In this movie, a husband and wife lose a baby and adopt a nine-year-old girl who is “not nearly as innocent as she seems.”

The social work and adoption advocacy community have reacted to the trailer (the movie does not open until Friday, July 24) by calling for boycotts of Warner Bros.  There is little doubt that this film does not cast adoption in a positive light, though I don’t believe it is as reprehensible as they are making it out to be.  It’s a simple summertime horror film, not some incisive documentary about the dangers of adopting an older child.  In fact, the protagonist herself is the one who issues the taunt on the trailer (see below).

Birth mothers: Behind the scenes (Part 1)

Posted on June 17th, 2009 in Adoption | No Comments »

In my private law practice, I represent birth mothers throughout New York State quite often.  Maybe it’s just the diversity we have here in New York, but I’ve found that the birth moms I have been privileged to work with really do come from all walks of life.  A representative sampling – over the years – includes an investment banker, a jewelry designer, the daughter of a banker, a waitress, two Orthodox Jewish women, several unemployed single moms, a woman struggling to get off drugs, and a graduate student in the humanities (throw in a hedge fund trader birth father client, too).

To be sure, there is virtually always an economic disparity between the adoptive parent’s means and those of the birth mother.  But what may surprise many people is that not all birth moms are looking to “back up the truck” and load-up on living expense money to the maximum extent permitted by law.  More than a few – with legitimate financial needs and claims – choose to tough it out because NOT asking for the help actually makes them feel better about themselves and the circumstances surrounding their decision to provide their baby for adoption.

Madonna’s pursuit of her second adoption from Malawi

Posted on May 26th, 2009 in Adoption, Popular Culture | No Comments »

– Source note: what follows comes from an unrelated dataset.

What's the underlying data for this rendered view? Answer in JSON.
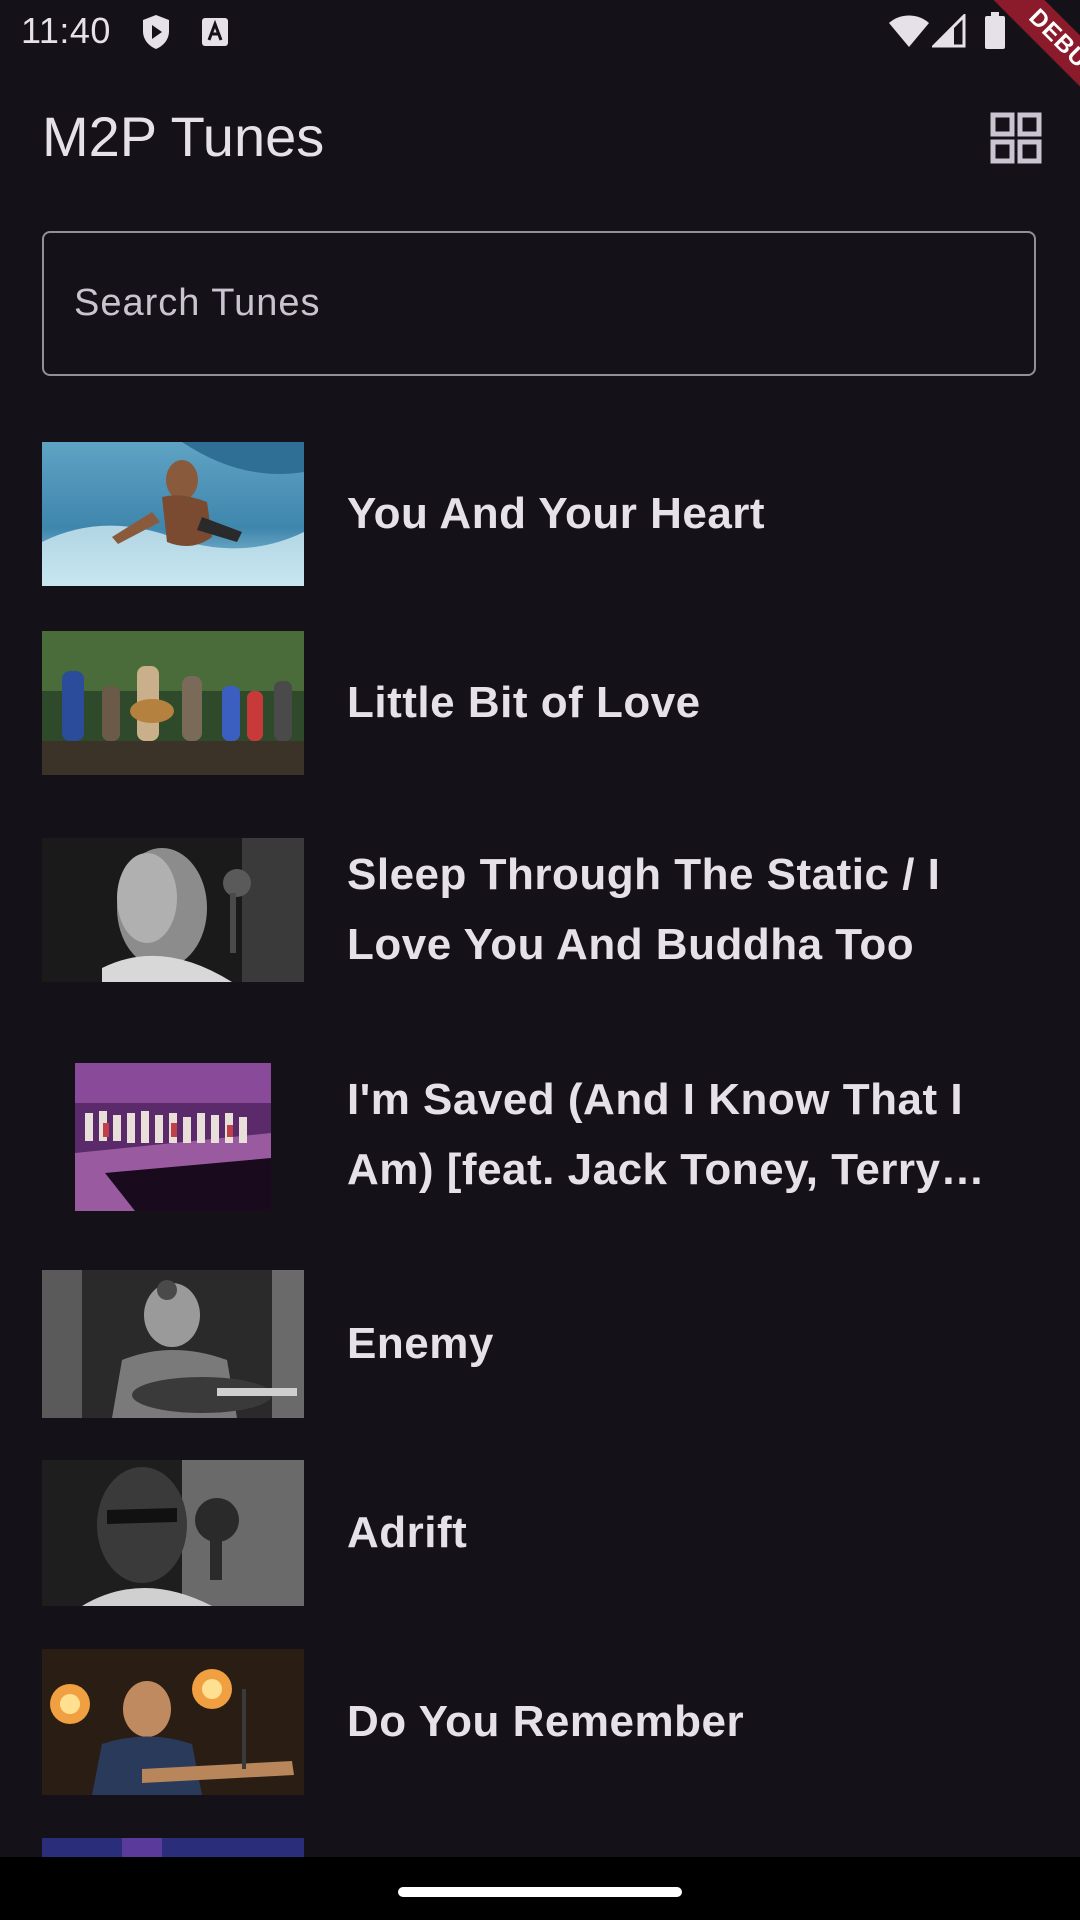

It is hard to criticize someone who wishes to adopt, especially when the child of choice is from an impoverished African nation and would otherwise languish in an orphanage or foster home for most, if not all, of his or her childhood.  And I think that Madonna’s heart is in the right place.  But only someone with as public a profile as Madonna (Angelina Jolie, for instance) could stir-up such controversy when attempting to do such good.  While others focus on the fast-tracking of Madonna’s procedural obligations (recently dealt a setback by a Malawian judge), the more interesting issue, to me, is the potential to exacerbate an already damaging (because it is largely true) public perception issue that exists in the world of international adoption: the sense that being selected by an adoptive parent who is choosing among waiting children in an orphanage or foster home is analogous to winning the lottery.  Each child who makes it out is lucky beyond measure and the ones who go unpicked have to stick it out where they are.

But with Madonna, everything is more intense.  She swoops in with her entourage and identifies a child she wants – the others are not selected – but she also provides significant and desperately needed funding through her Raising Malawi Foundation to help make the day-to-day lives of those left behind much better.  So it’s hard to begrudge her what amounts – to some – as a trophy, no?